Schroeder himself signed off on the first Nord Stream in his final weeks in office.
In fact, he took a job with Gazprom as chairman of the shareholder’s committee at its subsidiary Nord Stream in 2005, just days after leaving office and parliament in 2005.
Schroeder has always cut a controversial figure.
Schroeder was born on April 7, 1944 in Mossenberg, western Germany but lost his father in the war in Romania six months later.
Recalling his childhood, he said they “really didn’t have a cent — that is something that marks you for life.”
He joined the SPD at 19 and worked a variety of jobs to fund night classes to earn his high school diploma at age 22.
Schroeder qualified as a lawyer before becoming a radical left-wing activist, only later developing a taste for cigars, bespoke Italian suits and Mercedes cars.
His rise through the official ranks began in 1990 when he became premier of the state of Lower Saxony at his second attempt, before taking Germany’s top job in a coalition with the Greens in 1998.
Germany was the “sick man of Europe” with high joblessness.
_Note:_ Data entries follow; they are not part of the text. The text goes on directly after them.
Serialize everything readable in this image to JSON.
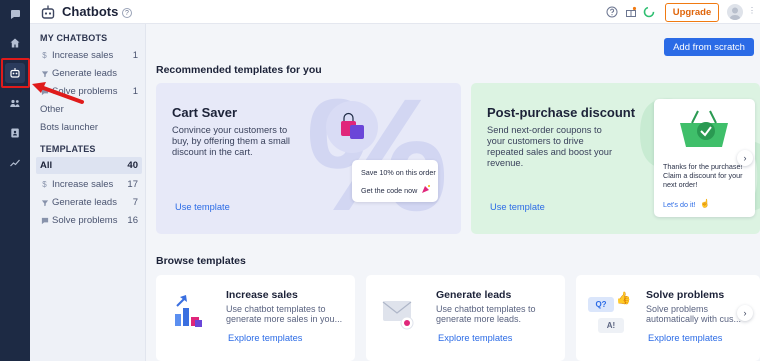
{
  "topbar": {
    "title": "Chatbots",
    "help": "?",
    "upgrade_label": "Upgrade"
  },
  "sidebar": {
    "my_chatbots_heading": "MY CHATBOTS",
    "my_items": [
      {
        "label": "Increase sales",
        "count": "1",
        "icon": "dollar-icon"
      },
      {
        "label": "Generate leads",
        "count": "",
        "icon": "funnel-icon"
      },
      {
        "label": "Solve problems",
        "count": "1",
        "icon": "chat-icon"
      }
    ],
    "other_label": "Other",
    "launcher_label": "Bots launcher",
    "templates_heading": "TEMPLATES",
    "template_items": [
      {
        "label": "All",
        "count": "40",
        "selected": true
      },
      {
        "label": "Increase sales",
        "count": "17",
        "icon": "dollar-icon"
      },
      {
        "label": "Generate leads",
        "count": "7",
        "icon": "funnel-icon"
      },
      {
        "label": "Solve problems",
        "count": "16",
        "icon": "chat-icon"
      }
    ]
  },
  "main": {
    "add_button": "Add from scratch",
    "recommended_heading": "Recommended templates for you",
    "cards": [
      {
        "title": "Cart Saver",
        "description": [
          "Convince your customers to",
          "buy, by offering them a small",
          "discount in the cart."
        ],
        "link": "Use template",
        "bubble_lines": [
          "Save 10% on this order",
          "Get the code now"
        ]
      },
      {
        "title": "Post-purchase discount",
        "description": [
          "Send next-order coupons to",
          "your customers to drive",
          "repeated sales and boost your",
          "revenue."
        ],
        "link": "Use template",
        "bubble_lines": [
          "Thanks for the purchase!",
          "Claim a discount for your",
          "next order!"
        ],
        "bubble_link": "Let's do it!"
      }
    ],
    "browse_heading": "Browse templates",
    "browse": [
      {
        "title": "Increase sales",
        "description": [
          "Use chatbot templates to",
          "generate more sales in you..."
        ],
        "link": "Explore templates"
      },
      {
        "title": "Generate leads",
        "description": [
          "Use chatbot templates to",
          "generate more leads."
        ],
        "link": "Explore templates"
      },
      {
        "title": "Solve problems",
        "description": [
          "Solve problems",
          "automatically with cus..."
        ],
        "link": "Explore templates",
        "art_labels": [
          "Q?",
          "A!"
        ]
      }
    ]
  },
  "colors": {
    "rail": "#1d2a44",
    "accent": "#2b6be6",
    "upgrade": "#f07a12",
    "highlight": "#e01b1b"
  }
}
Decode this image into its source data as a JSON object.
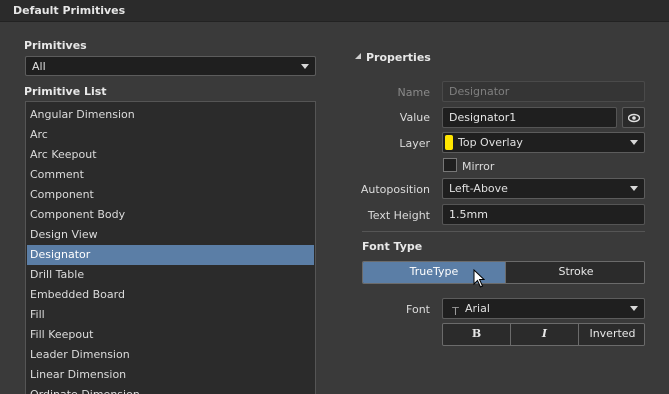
{
  "window": {
    "title": "Default Primitives"
  },
  "primitives": {
    "label": "Primitives",
    "selected": "All"
  },
  "primitive_list": {
    "label": "Primitive List",
    "items": [
      "Angular Dimension",
      "Arc",
      "Arc Keepout",
      "Comment",
      "Component",
      "Component Body",
      "Design View",
      "Designator",
      "Drill Table",
      "Embedded Board",
      "Fill",
      "Fill Keepout",
      "Leader Dimension",
      "Linear Dimension",
      "Ordinate Dimension"
    ],
    "selected_index": 7
  },
  "properties": {
    "header": "Properties",
    "name_label": "Name",
    "name_value": "Designator",
    "value_label": "Value",
    "value_value": "Designator1",
    "layer_label": "Layer",
    "layer_value": "Top Overlay",
    "layer_color": "#ffe600",
    "mirror_label": "Mirror",
    "mirror_checked": false,
    "autoposition_label": "Autoposition",
    "autoposition_value": "Left-Above",
    "text_height_label": "Text Height",
    "text_height_value": "1.5mm",
    "font_type_header": "Font Type",
    "font_type_options": [
      "TrueType",
      "Stroke"
    ],
    "font_type_selected": "TrueType",
    "font_label": "Font",
    "font_value": "Arial",
    "bold_label": "B",
    "italic_label": "I",
    "inverted_label": "Inverted"
  },
  "colors": {
    "accent": "#5b7ea6",
    "background": "#3a3a3a",
    "field_bg": "#1f1f1f"
  },
  "icons": {
    "visibility": "eye-icon",
    "font_type": "truetype-font-icon",
    "dropdown": "chevron-down-icon",
    "collapse": "collapse-triangle-icon"
  }
}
Schroeder is credited for his so-called Agenda 2010 reforms which restored the country’s economic competitiveness and turned it into an export giant.
But many in his blue-collar party saw the painful cuts as a betrayal of their ideals, and reviled him for pushing through the plans that widened the country’s wealth gap and left it with millions of working poor.
He became the first postwar leader to back Germany’s economic muscle with military might when he deployed combat troops abroad for the first time since World War II: to Kosovo and Afghanistan.
However, despite pressure from US president George W. Bush, he declined to commit German troops to Iraq, causing a rift between Berlin and Washington.
The “bromance” with the Kremlin chief would mark his post-chancellorship years, as Putin made headlines as a prominent guest at Schroeder’s 70th birthday party.
When the Russian leader held his inauguration in 2018, Schroeder was in the front row.
Asked in 2004 if Putin was a “flawless democrat,” Schroeder said he was “convinced that he is.”
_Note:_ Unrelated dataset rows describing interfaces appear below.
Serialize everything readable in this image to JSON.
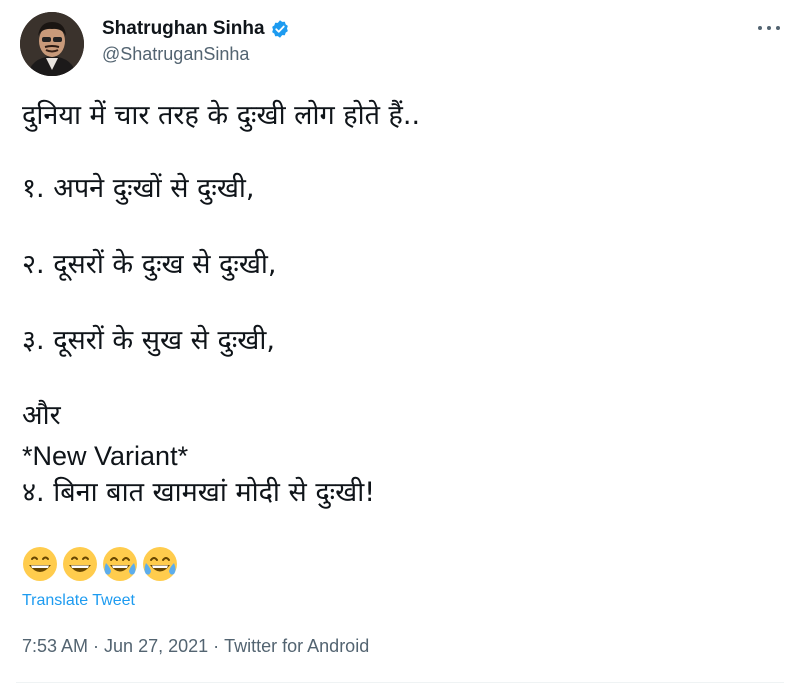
{
  "author": {
    "display_name": "Shatrughan Sinha",
    "handle": "@ShatruganSinha",
    "verified": true
  },
  "tweet": {
    "lines": [
      "दुनिया में चार तरह के दुःखी लोग होते हैं..",
      "१. अपने दुःखों से दुःखी,",
      "२. दूसरों के दुःख से दुःखी,",
      "३. दूसरों के सुख से दुःखी,",
      "और",
      "*New Variant*",
      "४. बिना बात खामखां मोदी से दुःखी!"
    ],
    "emojis": [
      "grinning-face-emoji",
      "grinning-face-emoji",
      "tears-of-joy-emoji",
      "tears-of-joy-emoji"
    ],
    "translate_label": "Translate Tweet",
    "time": "7:53 AM",
    "date": "Jun 27, 2021",
    "source": "Twitter for Android",
    "separator": "·"
  },
  "colors": {
    "text": "#0f1419",
    "secondary": "#536471",
    "link": "#1d9bf0",
    "verified": "#1d9bf0"
  }
}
UK police end Downing Street party inquiry, 126 fines issued

Updated 19 May 2022

UK police end Downing Street party inquiry, 126 fines issued

LONDON: British police said on Thursday they had ended their investigation into COVID-19 lockdown parties held at Prime Minister Boris Johnson’s Downing Street office, saying they had issued a total of 126 fines.
“Our investigation was thorough and impartial and was completed as quickly as we could, given the amount of information that needed to be reviewed and the importance of ensuring that we had strong evidence for each FPN (fixed penalty notice) referral,” London Police Acting Deputy Commissioner Helen Ball said.
“This investigation is now complete.”